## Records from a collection
┏━━

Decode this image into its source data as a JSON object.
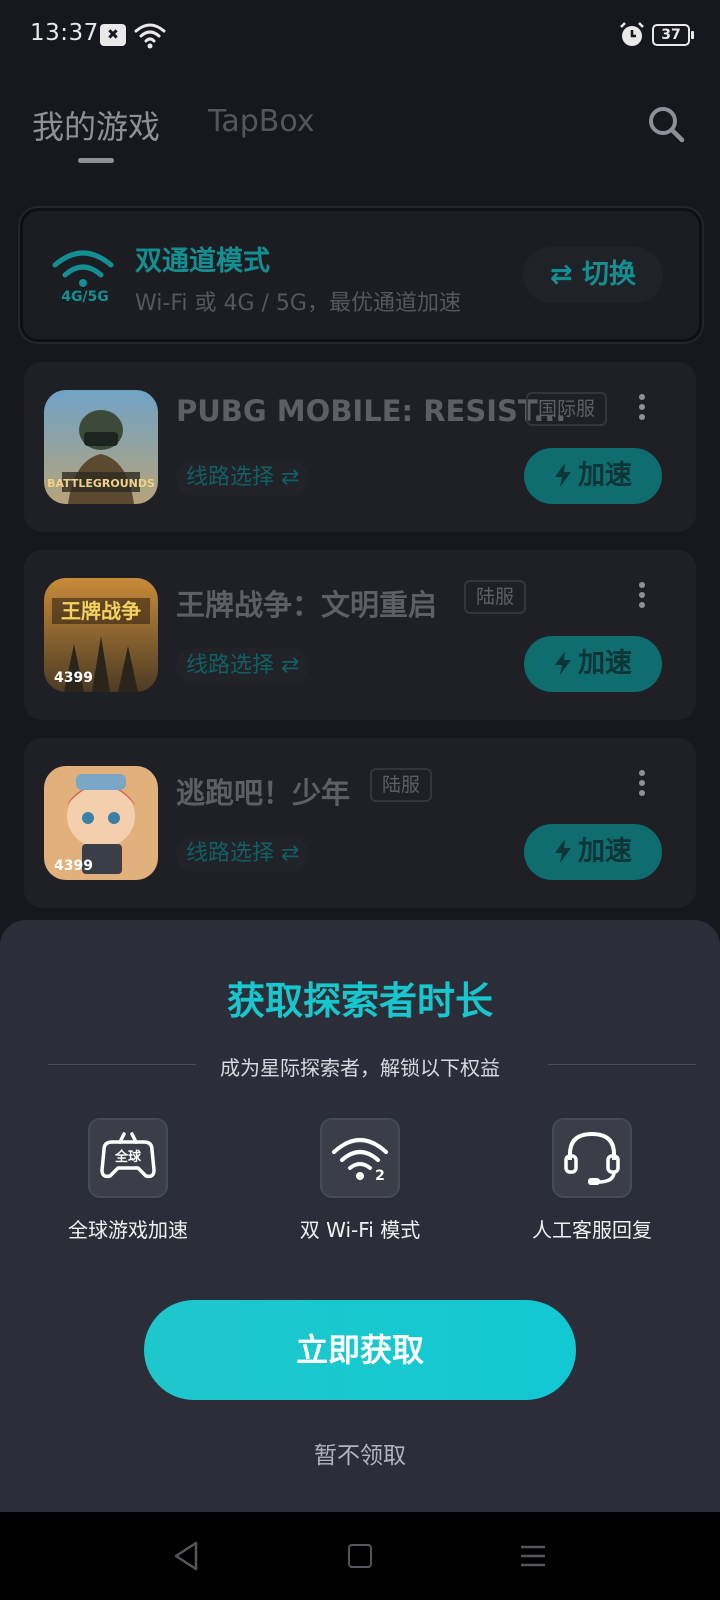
{
  "status_bar": {
    "time": "13:37",
    "notification_glyph": "✖",
    "battery": "37"
  },
  "header": {
    "tabs": [
      "我的游戏",
      "TapBox"
    ],
    "active_tab": "我的游戏"
  },
  "mode_card": {
    "network_label": "4G/5G",
    "title": "双通道模式",
    "description": "Wi-Fi 或 4G / 5G，最优通道加速",
    "switch_label": "切换",
    "switch_glyph": "⇄"
  },
  "games": [
    {
      "name": "PUBG MOBILE: RESIST...",
      "server": "国际服",
      "icon_tag": "",
      "route_label": "线路选择 ⇄",
      "boost_label": "加速"
    },
    {
      "name": "王牌战争：文明重启",
      "server": "陆服",
      "icon_tag": "4399",
      "route_label": "线路选择 ⇄",
      "boost_label": "加速"
    },
    {
      "name": "逃跑吧！少年",
      "server": "陆服",
      "icon_tag": "4399",
      "route_label": "线路选择 ⇄",
      "boost_label": "加速"
    }
  ],
  "sheet": {
    "title": "获取探索者时长",
    "subtitle": "成为星际探索者，解锁以下权益",
    "benefits": [
      {
        "label": "全球游戏加速",
        "icon": "gamepad-global-icon",
        "icon_text": "全球"
      },
      {
        "label": "双 Wi-Fi 模式",
        "icon": "dual-wifi-icon",
        "icon_text": "2"
      },
      {
        "label": "人工客服回复",
        "icon": "headset-icon",
        "icon_text": ""
      }
    ],
    "cta_label": "立即获取",
    "decline_label": "暂不领取"
  },
  "colors": {
    "accent": "#17c7cd",
    "accent_dim": "#138f92",
    "background": "#17181d",
    "sheet": "#2b2e38"
  }
}
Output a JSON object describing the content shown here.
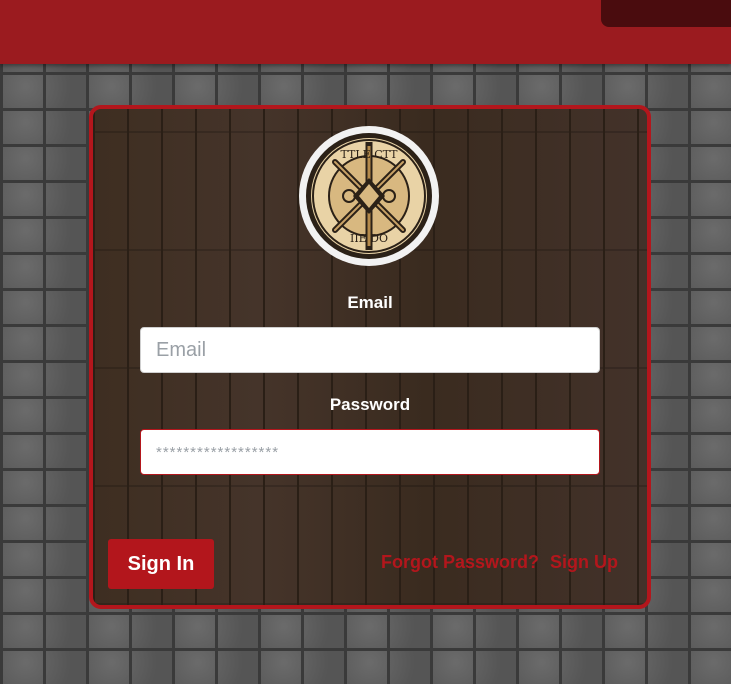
{
  "form": {
    "email_label": "Email",
    "email_placeholder": "Email",
    "password_label": "Password",
    "password_placeholder": "******************",
    "signin_label": "Sign In",
    "forgot_label": "Forgot Password?",
    "signup_label": "Sign Up"
  },
  "logo": {
    "emblem": "crossed-swords-dice-emblem",
    "text_top": "TTLE CTT",
    "text_bottom": "IIE DO"
  },
  "colors": {
    "brand_red": "#b3161c",
    "header_red": "#9b1b1f",
    "header_tab": "#4a0c0e",
    "wood": "#3a2b1f",
    "stone": "#5a5a5a"
  },
  "icons": {
    "logo": "emblem-icon"
  }
}
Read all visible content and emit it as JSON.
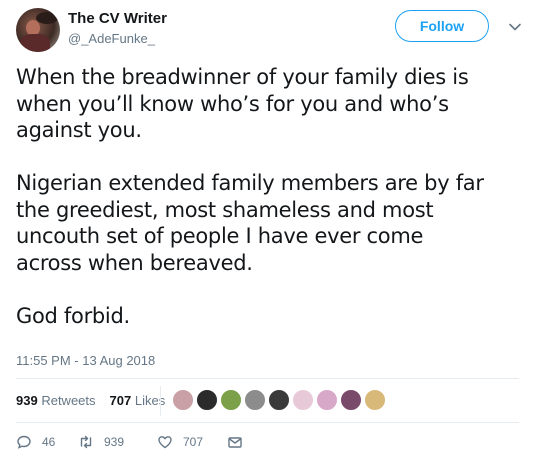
{
  "author": {
    "name": "The CV Writer",
    "handle": "@_AdeFunke_"
  },
  "follow_label": "Follow",
  "tweet_paragraphs": [
    "When the breadwinner of your family dies is\nwhen you’ll know who’s for you and who’s\nagainst you.",
    "Nigerian extended family members are by far\nthe greediest, most shameless and most\nuncouth set of people I have ever come\nacross when bereaved.",
    "God forbid."
  ],
  "timestamp": "11:55 PM - 13 Aug 2018",
  "stats": {
    "retweets_count": "939",
    "retweets_label": "Retweets",
    "likes_count": "707",
    "likes_label": "Likes"
  },
  "liker_avatar_colors": [
    "#c9a0a6",
    "#2b2b2b",
    "#7ca04a",
    "#8c8c8c",
    "#3a3a3a",
    "#e7c9d8",
    "#d7a8c8",
    "#7a4a6a",
    "#d9b97a"
  ],
  "actions": {
    "reply_count": "46",
    "retweet_count": "939",
    "like_count": "707"
  },
  "colors": {
    "accent": "#1da1f2",
    "secondary_text": "#657786"
  }
}
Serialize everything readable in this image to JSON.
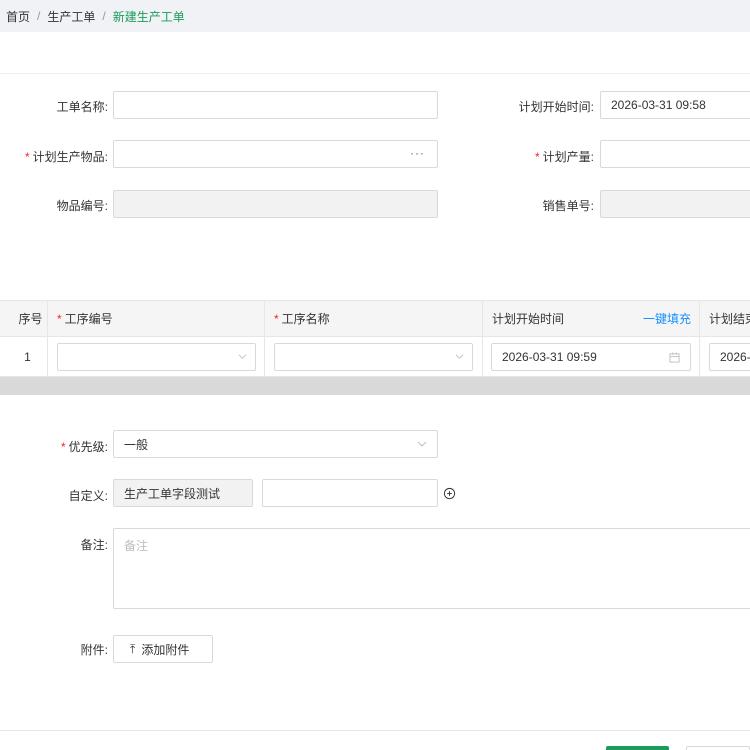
{
  "breadcrumb": {
    "home": "首页",
    "section": "生产工单",
    "current": "新建生产工单",
    "separator": "/"
  },
  "form": {
    "order_name_label": "工单名称:",
    "plan_start_label": "计划开始时间:",
    "plan_start_value": "2026-03-31 09:58",
    "plan_item_label": "计划生产物品:",
    "plan_qty_label": "计划产量:",
    "item_code_label": "物品编号:",
    "sales_no_label": "销售单号:",
    "picker_glyph": "···"
  },
  "table": {
    "headers": {
      "seq": "序号",
      "process_code": "工序编号",
      "process_name": "工序名称",
      "plan_start": "计划开始时间",
      "one_click_fill": "一键填充",
      "plan_end": "计划结束"
    },
    "rows": [
      {
        "seq": "1",
        "plan_start": "2026-03-31 09:59",
        "plan_end": "2026-"
      }
    ]
  },
  "extra": {
    "priority_label": "优先级:",
    "priority_value": "一般",
    "custom_label": "自定义:",
    "custom_field_name": "生产工单字段测试",
    "remark_label": "备注:",
    "remark_placeholder": "备注",
    "attachment_label": "附件:",
    "upload_button": "添加附件",
    "upload_glyph": "⤒"
  },
  "required_mark": "*",
  "colors": {
    "primary": "#1a9c5b",
    "link": "#1890ff",
    "required": "#f5222d"
  }
}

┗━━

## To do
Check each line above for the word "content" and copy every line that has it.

## Answer below
Output a JSON object describing the content shown here.
Read all visible content and emit it as JSON.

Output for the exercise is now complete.